TASK DETAILS →
Write all of the entries again. Keep them exactly as they are.

Start of Block

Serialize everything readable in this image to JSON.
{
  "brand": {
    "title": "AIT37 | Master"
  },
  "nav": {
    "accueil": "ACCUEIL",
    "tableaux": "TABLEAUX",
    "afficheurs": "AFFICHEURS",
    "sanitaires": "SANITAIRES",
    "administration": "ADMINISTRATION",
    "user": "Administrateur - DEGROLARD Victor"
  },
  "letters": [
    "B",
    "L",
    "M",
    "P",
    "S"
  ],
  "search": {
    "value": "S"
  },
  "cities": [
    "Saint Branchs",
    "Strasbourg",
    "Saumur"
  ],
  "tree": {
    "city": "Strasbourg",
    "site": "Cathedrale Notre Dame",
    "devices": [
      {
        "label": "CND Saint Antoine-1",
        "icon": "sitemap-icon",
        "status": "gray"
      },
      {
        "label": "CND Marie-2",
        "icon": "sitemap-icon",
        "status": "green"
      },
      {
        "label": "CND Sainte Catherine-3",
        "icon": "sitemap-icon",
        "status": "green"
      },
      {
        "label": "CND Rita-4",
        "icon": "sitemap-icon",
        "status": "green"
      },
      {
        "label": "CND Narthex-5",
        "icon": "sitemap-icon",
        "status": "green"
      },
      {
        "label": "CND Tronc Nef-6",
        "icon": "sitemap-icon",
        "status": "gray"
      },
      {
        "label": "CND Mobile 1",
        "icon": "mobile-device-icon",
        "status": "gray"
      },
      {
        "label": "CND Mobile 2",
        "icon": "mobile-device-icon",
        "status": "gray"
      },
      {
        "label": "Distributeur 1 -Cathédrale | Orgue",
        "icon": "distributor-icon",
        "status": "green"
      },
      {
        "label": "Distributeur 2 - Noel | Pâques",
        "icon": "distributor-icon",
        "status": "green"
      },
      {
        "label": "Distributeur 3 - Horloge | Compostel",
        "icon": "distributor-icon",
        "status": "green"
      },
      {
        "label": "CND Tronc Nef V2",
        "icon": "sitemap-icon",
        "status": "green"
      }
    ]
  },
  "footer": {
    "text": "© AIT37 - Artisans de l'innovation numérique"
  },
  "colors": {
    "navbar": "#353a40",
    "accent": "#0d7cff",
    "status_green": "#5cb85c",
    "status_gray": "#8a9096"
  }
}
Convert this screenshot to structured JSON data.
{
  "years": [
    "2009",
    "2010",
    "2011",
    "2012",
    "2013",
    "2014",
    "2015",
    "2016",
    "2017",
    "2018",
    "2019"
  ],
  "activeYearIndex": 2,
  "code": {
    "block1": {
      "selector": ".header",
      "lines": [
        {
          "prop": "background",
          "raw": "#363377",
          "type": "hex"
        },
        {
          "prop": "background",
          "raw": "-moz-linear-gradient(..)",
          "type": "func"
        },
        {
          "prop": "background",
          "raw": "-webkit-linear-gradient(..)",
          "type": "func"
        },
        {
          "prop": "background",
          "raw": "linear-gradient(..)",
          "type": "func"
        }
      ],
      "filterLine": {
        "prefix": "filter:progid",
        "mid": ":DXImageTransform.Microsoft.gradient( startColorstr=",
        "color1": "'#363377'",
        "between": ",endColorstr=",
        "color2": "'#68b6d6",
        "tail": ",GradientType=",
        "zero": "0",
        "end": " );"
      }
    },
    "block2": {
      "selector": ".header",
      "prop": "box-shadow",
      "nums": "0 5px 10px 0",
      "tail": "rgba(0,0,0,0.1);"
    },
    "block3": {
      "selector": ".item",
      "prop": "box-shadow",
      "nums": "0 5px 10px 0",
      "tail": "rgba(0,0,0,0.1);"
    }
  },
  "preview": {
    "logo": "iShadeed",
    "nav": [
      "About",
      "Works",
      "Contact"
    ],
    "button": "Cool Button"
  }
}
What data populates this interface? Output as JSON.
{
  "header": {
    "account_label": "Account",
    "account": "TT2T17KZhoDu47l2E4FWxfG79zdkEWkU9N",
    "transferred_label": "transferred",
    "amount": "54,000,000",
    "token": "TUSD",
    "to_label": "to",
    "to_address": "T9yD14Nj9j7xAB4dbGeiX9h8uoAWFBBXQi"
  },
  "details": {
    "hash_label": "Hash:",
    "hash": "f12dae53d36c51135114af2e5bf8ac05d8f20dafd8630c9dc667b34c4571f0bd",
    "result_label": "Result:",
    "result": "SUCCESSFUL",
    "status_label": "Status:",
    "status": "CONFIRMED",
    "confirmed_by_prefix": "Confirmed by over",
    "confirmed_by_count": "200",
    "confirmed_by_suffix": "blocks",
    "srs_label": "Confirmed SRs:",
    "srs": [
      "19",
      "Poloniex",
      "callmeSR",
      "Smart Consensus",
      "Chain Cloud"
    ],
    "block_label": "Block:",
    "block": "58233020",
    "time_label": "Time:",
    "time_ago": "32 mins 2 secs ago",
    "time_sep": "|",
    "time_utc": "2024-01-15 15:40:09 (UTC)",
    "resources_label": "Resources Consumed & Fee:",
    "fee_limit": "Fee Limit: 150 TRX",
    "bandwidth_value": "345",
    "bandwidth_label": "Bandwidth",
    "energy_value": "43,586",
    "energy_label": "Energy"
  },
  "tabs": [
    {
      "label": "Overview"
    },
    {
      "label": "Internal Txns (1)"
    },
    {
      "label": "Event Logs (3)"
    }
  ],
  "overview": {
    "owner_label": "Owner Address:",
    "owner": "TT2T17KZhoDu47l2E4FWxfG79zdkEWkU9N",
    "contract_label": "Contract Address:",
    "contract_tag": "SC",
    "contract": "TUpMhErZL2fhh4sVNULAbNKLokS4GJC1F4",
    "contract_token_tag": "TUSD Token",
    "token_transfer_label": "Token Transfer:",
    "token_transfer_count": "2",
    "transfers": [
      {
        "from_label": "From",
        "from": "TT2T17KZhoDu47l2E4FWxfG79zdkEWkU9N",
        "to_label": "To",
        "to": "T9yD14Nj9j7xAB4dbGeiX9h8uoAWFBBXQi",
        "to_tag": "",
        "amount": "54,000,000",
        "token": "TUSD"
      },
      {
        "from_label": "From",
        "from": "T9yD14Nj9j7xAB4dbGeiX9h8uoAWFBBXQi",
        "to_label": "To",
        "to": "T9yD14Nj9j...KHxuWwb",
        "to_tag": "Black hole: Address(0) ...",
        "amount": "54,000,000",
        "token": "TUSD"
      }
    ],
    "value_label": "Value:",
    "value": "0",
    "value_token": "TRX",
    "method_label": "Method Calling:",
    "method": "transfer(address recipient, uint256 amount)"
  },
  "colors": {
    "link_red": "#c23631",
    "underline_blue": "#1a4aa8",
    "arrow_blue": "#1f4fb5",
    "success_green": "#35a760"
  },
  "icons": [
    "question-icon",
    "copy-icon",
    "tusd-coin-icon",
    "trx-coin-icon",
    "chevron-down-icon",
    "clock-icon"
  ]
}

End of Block

EXERCISE OUTPUT →
Serialize everything readable in this image to JSON.
{
  "brand": {
    "title": "AIT37 | Master"
  },
  "nav": {
    "accueil": "ACCUEIL",
    "tableaux": "TABLEAUX",
    "afficheurs": "AFFICHEURS",
    "sanitaires": "SANITAIRES",
    "administration": "ADMINISTRATION",
    "user": "Administrateur - DEGROLARD Victor"
  },
  "letters": [
    "B",
    "L",
    "M",
    "P",
    "S"
  ],
  "search": {
    "value": "S"
  },
  "cities": [
    "Saint Branchs",
    "Strasbourg",
    "Saumur"
  ],
  "tree": {
    "city": "Strasbourg",
    "site": "Cathedrale Notre Dame",
    "devices": [
      {
        "label": "CND Saint Antoine-1",
        "icon": "sitemap-icon",
        "status": "gray"
      },
      {
        "label": "CND Marie-2",
        "icon": "sitemap-icon",
        "status": "green"
      },
      {
        "label": "CND Sainte Catherine-3",
        "icon": "sitemap-icon",
        "status": "green"
      },
      {
        "label": "CND Rita-4",
        "icon": "sitemap-icon",
        "status": "green"
      },
      {
        "label": "CND Narthex-5",
        "icon": "sitemap-icon",
        "status": "green"
      },
      {
        "label": "CND Tronc Nef-6",
        "icon": "sitemap-icon",
        "status": "gray"
      },
      {
        "label": "CND Mobile 1",
        "icon": "mobile-device-icon",
        "status": "gray"
      },
      {
        "label": "CND Mobile 2",
        "icon": "mobile-device-icon",
        "status": "gray"
      },
      {
        "label": "Distributeur 1 -Cathédrale | Orgue",
        "icon": "distributor-icon",
        "status": "green"
      },
      {
        "label": "Distributeur 2 - Noel | Pâques",
        "icon": "distributor-icon",
        "status": "green"
      },
      {
        "label": "Distributeur 3 - Horloge | Compostel",
        "icon": "distributor-icon",
        "status": "green"
      },
      {
        "label": "CND Tronc Nef V2",
        "icon": "sitemap-icon",
        "status": "green"
      }
    ]
  },
  "footer": {
    "text": "© AIT37 - Artisans de l'innovation numérique"
  },
  "colors": {
    "navbar": "#353a40",
    "accent": "#0d7cff",
    "status_green": "#5cb85c",
    "status_gray": "#8a9096"
  }
}
Convert this screenshot to structured JSON data.
{
  "years": [
    "2009",
    "2010",
    "2011",
    "2012",
    "2013",
    "2014",
    "2015",
    "2016",
    "2017",
    "2018",
    "2019"
  ],
  "activeYearIndex": 2,
  "code": {
    "block1": {
      "selector": ".header",
      "lines": [
        {
          "prop": "background",
          "raw": "#363377",
          "type": "hex"
        },
        {
          "prop": "background",
          "raw": "-moz-linear-gradient(..)",
          "type": "func"
        },
        {
          "prop": "background",
          "raw": "-webkit-linear-gradient(..)",
          "type": "func"
        },
        {
          "prop": "background",
          "raw": "linear-gradient(..)",
          "type": "func"
        }
      ],
      "filterLine": {
        "prefix": "filter:progid",
        "mid": ":DXImageTransform.Microsoft.gradient( startColorstr=",
        "color1": "'#363377'",
        "between": ",endColorstr=",
        "color2": "'#68b6d6",
        "tail": ",GradientType=",
        "zero": "0",
        "end": " );"
      }
    },
    "block2": {
      "selector": ".header",
      "prop": "box-shadow",
      "nums": "0 5px 10px 0",
      "tail": "rgba(0,0,0,0.1);"
    },
    "block3": {
      "selector": ".item",
      "prop": "box-shadow",
      "nums": "0 5px 10px 0",
      "tail": "rgba(0,0,0,0.1);"
    }
  },
  "preview": {
    "logo": "iShadeed",
    "nav": [
      "About",
      "Works",
      "Contact"
    ],
    "button": "Cool Button"
  }
}
What data populates this interface? Output as JSON.
{
  "header": {
    "account_label": "Account",
    "account": "TT2T17KZhoDu47l2E4FWxfG79zdkEWkU9N",
    "transferred_label": "transferred",
    "amount": "54,000,000",
    "token": "TUSD",
    "to_label": "to",
    "to_address": "T9yD14Nj9j7xAB4dbGeiX9h8uoAWFBBXQi"
  },
  "details": {
    "hash_label": "Hash:",
    "hash": "f12dae53d36c51135114af2e5bf8ac05d8f20dafd8630c9dc667b34c4571f0bd",
    "result_label": "Result:",
    "result": "SUCCESSFUL",
    "status_label": "Status:",
    "status": "CONFIRMED",
    "confirmed_by_prefix": "Confirmed by over",
    "confirmed_by_count": "200",
    "confirmed_by_suffix": "blocks",
    "srs_label": "Confirmed SRs:",
    "srs": [
      "19",
      "Poloniex",
      "callmeSR",
      "Smart Consensus",
      "Chain Cloud"
    ],
    "block_label": "Block:",
    "block": "58233020",
    "time_label": "Time:",
    "time_ago": "32 mins 2 secs ago",
    "time_sep": "|",
    "time_utc": "2024-01-15 15:40:09 (UTC)",
    "resources_label": "Resources Consumed & Fee:",
    "fee_limit": "Fee Limit: 150 TRX",
    "bandwidth_value": "345",
    "bandwidth_label": "Bandwidth",
    "energy_value": "43,586",
    "energy_label": "Energy"
  },
  "tabs": [
    {
      "label": "Overview"
    },
    {
      "label": "Internal Txns (1)"
    },
    {
      "label": "Event Logs (3)"
    }
  ],
  "overview": {
    "owner_label": "Owner Address:",
    "owner": "TT2T17KZhoDu47l2E4FWxfG79zdkEWkU9N",
    "contract_label": "Contract Address:",
    "contract_tag": "SC",
    "contract": "TUpMhErZL2fhh4sVNULAbNKLokS4GJC1F4",
    "contract_token_tag": "TUSD Token",
    "token_transfer_label": "Token Transfer:",
    "token_transfer_count": "2",
    "transfers": [
      {
        "from_label": "From",
        "from": "TT2T17KZhoDu47l2E4FWxfG79zdkEWkU9N",
        "to_label": "To",
        "to": "T9yD14Nj9j7xAB4dbGeiX9h8uoAWFBBXQi",
        "to_tag": "",
        "amount": "54,000,000",
        "token": "TUSD"
      },
      {
        "from_label": "From",
        "from": "T9yD14Nj9j7xAB4dbGeiX9h8uoAWFBBXQi",
        "to_label": "To",
        "to": "T9yD14Nj9j...KHxuWwb",
        "to_tag": "Black hole: Address(0) ...",
        "amount": "54,000,000",
        "token": "TUSD"
      }
    ],
    "value_label": "Value:",
    "value": "0",
    "value_token": "TRX",
    "method_label": "Method Calling:",
    "method": "transfer(address recipient, uint256 amount)"
  },
  "colors": {
    "link_red": "#c23631",
    "underline_blue": "#1a4aa8",
    "arrow_blue": "#1f4fb5",
    "success_green": "#35a760"
  },
  "icons": [
    "question-icon",
    "copy-icon",
    "tusd-coin-icon",
    "trx-coin-icon",
    "chevron-down-icon",
    "clock-icon"
  ]
}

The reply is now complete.